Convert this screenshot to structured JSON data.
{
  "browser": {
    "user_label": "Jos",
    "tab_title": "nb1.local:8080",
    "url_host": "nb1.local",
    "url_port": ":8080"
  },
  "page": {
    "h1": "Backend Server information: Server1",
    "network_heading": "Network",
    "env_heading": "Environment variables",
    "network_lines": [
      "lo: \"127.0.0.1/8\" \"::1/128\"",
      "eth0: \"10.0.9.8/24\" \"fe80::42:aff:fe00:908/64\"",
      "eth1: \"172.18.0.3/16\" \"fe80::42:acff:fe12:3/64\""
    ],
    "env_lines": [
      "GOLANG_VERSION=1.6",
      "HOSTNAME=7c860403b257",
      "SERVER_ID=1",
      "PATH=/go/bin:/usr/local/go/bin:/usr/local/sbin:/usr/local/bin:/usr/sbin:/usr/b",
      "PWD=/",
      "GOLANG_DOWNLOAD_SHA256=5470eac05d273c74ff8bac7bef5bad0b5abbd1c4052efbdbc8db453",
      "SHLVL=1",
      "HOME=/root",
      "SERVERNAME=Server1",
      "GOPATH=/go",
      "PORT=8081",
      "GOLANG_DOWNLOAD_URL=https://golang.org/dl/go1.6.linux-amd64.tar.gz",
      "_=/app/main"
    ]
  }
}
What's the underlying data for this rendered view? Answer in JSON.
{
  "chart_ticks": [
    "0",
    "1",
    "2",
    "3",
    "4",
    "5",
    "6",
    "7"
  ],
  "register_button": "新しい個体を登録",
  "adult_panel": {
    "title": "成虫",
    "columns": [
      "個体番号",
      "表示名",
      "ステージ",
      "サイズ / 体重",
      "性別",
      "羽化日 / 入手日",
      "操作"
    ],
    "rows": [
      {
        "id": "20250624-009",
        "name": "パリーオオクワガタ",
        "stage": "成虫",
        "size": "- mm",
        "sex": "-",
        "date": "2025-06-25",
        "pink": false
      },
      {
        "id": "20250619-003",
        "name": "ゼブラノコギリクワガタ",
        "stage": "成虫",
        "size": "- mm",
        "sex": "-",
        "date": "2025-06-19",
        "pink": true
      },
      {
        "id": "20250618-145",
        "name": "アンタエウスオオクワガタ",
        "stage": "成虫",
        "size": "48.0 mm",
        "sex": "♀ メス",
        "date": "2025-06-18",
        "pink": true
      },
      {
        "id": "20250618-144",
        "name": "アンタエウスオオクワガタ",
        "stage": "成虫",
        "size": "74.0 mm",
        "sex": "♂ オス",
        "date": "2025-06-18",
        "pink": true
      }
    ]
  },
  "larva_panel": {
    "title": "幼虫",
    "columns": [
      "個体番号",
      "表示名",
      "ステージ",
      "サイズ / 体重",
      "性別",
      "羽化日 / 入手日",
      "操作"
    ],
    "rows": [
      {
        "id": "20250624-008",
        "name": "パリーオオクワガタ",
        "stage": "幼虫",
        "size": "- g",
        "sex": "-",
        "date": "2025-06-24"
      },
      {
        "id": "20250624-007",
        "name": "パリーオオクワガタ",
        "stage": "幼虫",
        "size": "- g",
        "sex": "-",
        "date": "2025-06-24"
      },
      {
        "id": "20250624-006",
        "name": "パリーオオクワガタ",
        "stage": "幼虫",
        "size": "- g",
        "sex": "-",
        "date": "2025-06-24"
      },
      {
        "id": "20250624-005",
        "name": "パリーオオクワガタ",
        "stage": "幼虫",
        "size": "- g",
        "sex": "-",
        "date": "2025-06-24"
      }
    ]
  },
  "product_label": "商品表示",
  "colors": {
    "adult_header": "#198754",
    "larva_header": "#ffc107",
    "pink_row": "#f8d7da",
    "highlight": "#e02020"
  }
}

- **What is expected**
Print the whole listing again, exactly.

- **Completed task**
Convert this screenshot to structured JSON data.
{
  "browser": {
    "user_label": "Jos",
    "tab_title": "nb1.local:8080",
    "url_host": "nb1.local",
    "url_port": ":8080"
  },
  "page": {
    "h1": "Backend Server information: Server1",
    "network_heading": "Network",
    "env_heading": "Environment variables",
    "network_lines": [
      "lo: \"127.0.0.1/8\" \"::1/128\"",
      "eth0: \"10.0.9.8/24\" \"fe80::42:aff:fe00:908/64\"",
      "eth1: \"172.18.0.3/16\" \"fe80::42:acff:fe12:3/64\""
    ],
    "env_lines": [
      "GOLANG_VERSION=1.6",
      "HOSTNAME=7c860403b257",
      "SERVER_ID=1",
      "PATH=/go/bin:/usr/local/go/bin:/usr/local/sbin:/usr/local/bin:/usr/sbin:/usr/b",
      "PWD=/",
      "GOLANG_DOWNLOAD_SHA256=5470eac05d273c74ff8bac7bef5bad0b5abbd1c4052efbdbc8db453",
      "SHLVL=1",
      "HOME=/root",
      "SERVERNAME=Server1",
      "GOPATH=/go",
      "PORT=8081",
      "GOLANG_DOWNLOAD_URL=https://golang.org/dl/go1.6.linux-amd64.tar.gz",
      "_=/app/main"
    ]
  }
}
What's the underlying data for this rendered view? Answer in JSON.
{
  "chart_ticks": [
    "0",
    "1",
    "2",
    "3",
    "4",
    "5",
    "6",
    "7"
  ],
  "register_button": "新しい個体を登録",
  "adult_panel": {
    "title": "成虫",
    "columns": [
      "個体番号",
      "表示名",
      "ステージ",
      "サイズ / 体重",
      "性別",
      "羽化日 / 入手日",
      "操作"
    ],
    "rows": [
      {
        "id": "20250624-009",
        "name": "パリーオオクワガタ",
        "stage": "成虫",
        "size": "- mm",
        "sex": "-",
        "date": "2025-06-25",
        "pink": false
      },
      {
        "id": "20250619-003",
        "name": "ゼブラノコギリクワガタ",
        "stage": "成虫",
        "size": "- mm",
        "sex": "-",
        "date": "2025-06-19",
        "pink": true
      },
      {
        "id": "20250618-145",
        "name": "アンタエウスオオクワガタ",
        "stage": "成虫",
        "size": "48.0 mm",
        "sex": "♀ メス",
        "date": "2025-06-18",
        "pink": true
      },
      {
        "id": "20250618-144",
        "name": "アンタエウスオオクワガタ",
        "stage": "成虫",
        "size": "74.0 mm",
        "sex": "♂ オス",
        "date": "2025-06-18",
        "pink": true
      }
    ]
  },
  "larva_panel": {
    "title": "幼虫",
    "columns": [
      "個体番号",
      "表示名",
      "ステージ",
      "サイズ / 体重",
      "性別",
      "羽化日 / 入手日",
      "操作"
    ],
    "rows": [
      {
        "id": "20250624-008",
        "name": "パリーオオクワガタ",
        "stage": "幼虫",
        "size": "- g",
        "sex": "-",
        "date": "2025-06-24"
      },
      {
        "id": "20250624-007",
        "name": "パリーオオクワガタ",
        "stage": "幼虫",
        "size": "- g",
        "sex": "-",
        "date": "2025-06-24"
      },
      {
        "id": "20250624-006",
        "name": "パリーオオクワガタ",
        "stage": "幼虫",
        "size": "- g",
        "sex": "-",
        "date": "2025-06-24"
      },
      {
        "id": "20250624-005",
        "name": "パリーオオクワガタ",
        "stage": "幼虫",
        "size": "- g",
        "sex": "-",
        "date": "2025-06-24"
      }
    ]
  },
  "product_label": "商品表示",
  "colors": {
    "adult_header": "#198754",
    "larva_header": "#ffc107",
    "pink_row": "#f8d7da",
    "highlight": "#e02020"
  }
}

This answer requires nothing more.